Background: Acute respiratory failure can be triggered by several causes, either of pulmonary or extra-pulmonary origin. Pompe disease, or type II glycogen storage disease, is a serious and often fatal disorder, due to a pathological accumulation of glycogen caused by a defective activiy of acid α-glucosidase (acid maltase), a lysosomal enzyme involved in glycogen degradation. The prevalence of the disease is estimated between 1 in 40,000 to 1 in 300,000 subjects. Case presentation: This case report describes a difficult diagnosis of late-onset Pompe disease (LOPD) in a 52 year old Caucasian woman with acute respiratory failure requiring orotracheal intubation and subsequent tracheostomy for long-term mechanical ventilation 24 h/day. Despite a complex diagnostic process including several blood tests, bronchoscopy with BAL, chest CT, brain NMR, electromyographies, only a muscle biopsy allowed to reach the correct diagnosis. Discussion: The most frequent presentation of myopathies, including LOPD, is proximal limb muscle weakness. Respiratory related symptoms (dyspnea on effort, reduced physical capacity, recurrent infections, etc.) and respiratory failure are often evident in the later stages of the diseases, but they have been rarely described as the onset symptoms in LOPD. In our case, a third stage LOPD, the cooperation between pulmonologists and neurologists was crucial in reaching a correct diagnosis despite a very complex clinical scenario due to different confounding co-morbidities as potential causes of respiratory failure and an atypical presentation. In this patient, enzyme replacement therapy with infusion of alglucosidase alfa was associated with progressive reduction of ventilatory support to night hours, and recovery of autonomous walking.

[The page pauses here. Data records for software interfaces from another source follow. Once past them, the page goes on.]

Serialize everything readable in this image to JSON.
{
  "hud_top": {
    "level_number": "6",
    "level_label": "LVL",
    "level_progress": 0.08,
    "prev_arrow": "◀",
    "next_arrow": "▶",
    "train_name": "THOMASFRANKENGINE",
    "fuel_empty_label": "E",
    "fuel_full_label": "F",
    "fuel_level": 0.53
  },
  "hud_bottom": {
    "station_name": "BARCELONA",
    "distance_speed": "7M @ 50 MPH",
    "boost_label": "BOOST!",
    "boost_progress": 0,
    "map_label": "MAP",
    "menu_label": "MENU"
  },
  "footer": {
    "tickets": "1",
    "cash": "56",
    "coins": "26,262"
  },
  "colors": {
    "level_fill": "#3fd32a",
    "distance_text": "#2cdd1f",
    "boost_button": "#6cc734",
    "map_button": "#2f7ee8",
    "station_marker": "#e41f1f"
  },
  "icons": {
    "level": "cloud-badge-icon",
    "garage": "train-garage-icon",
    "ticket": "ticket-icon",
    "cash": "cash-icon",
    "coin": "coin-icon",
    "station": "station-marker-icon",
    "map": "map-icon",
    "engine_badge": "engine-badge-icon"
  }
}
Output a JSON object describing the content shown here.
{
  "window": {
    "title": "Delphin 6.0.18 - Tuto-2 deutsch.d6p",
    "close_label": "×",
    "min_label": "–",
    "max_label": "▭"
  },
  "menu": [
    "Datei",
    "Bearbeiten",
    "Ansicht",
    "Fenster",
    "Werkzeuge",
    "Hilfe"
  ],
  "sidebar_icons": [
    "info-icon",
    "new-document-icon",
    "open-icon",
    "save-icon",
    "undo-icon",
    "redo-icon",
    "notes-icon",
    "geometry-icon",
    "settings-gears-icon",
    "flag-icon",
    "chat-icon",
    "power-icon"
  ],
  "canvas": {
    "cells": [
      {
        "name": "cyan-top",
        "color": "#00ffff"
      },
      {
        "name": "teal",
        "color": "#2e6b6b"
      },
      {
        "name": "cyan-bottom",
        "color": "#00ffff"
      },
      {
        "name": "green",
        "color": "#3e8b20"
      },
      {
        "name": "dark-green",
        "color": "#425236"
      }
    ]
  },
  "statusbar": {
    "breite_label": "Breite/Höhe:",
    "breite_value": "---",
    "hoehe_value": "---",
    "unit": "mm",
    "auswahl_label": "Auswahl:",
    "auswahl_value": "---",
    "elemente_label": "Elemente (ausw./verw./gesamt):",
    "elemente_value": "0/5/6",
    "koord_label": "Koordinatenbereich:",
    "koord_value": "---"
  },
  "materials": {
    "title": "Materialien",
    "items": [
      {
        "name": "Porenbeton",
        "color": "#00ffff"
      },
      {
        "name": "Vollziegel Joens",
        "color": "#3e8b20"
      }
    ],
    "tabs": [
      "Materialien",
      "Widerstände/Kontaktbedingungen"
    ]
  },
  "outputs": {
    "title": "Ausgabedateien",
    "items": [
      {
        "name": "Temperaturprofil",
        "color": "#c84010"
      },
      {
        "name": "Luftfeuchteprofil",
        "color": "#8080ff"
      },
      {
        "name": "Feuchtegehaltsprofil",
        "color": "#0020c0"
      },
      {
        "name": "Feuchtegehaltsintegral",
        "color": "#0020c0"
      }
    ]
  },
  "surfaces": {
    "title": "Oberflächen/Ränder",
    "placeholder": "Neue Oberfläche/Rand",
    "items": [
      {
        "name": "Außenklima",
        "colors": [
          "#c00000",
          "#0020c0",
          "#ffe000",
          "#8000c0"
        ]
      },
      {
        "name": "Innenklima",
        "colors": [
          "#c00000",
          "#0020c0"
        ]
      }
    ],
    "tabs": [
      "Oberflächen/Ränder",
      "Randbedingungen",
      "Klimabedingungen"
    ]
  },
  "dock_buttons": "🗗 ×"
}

- Muscle biopsy
- Respiratory failure
ASJC Scopus subject areas
- Pulmonary and Respiratory Medicine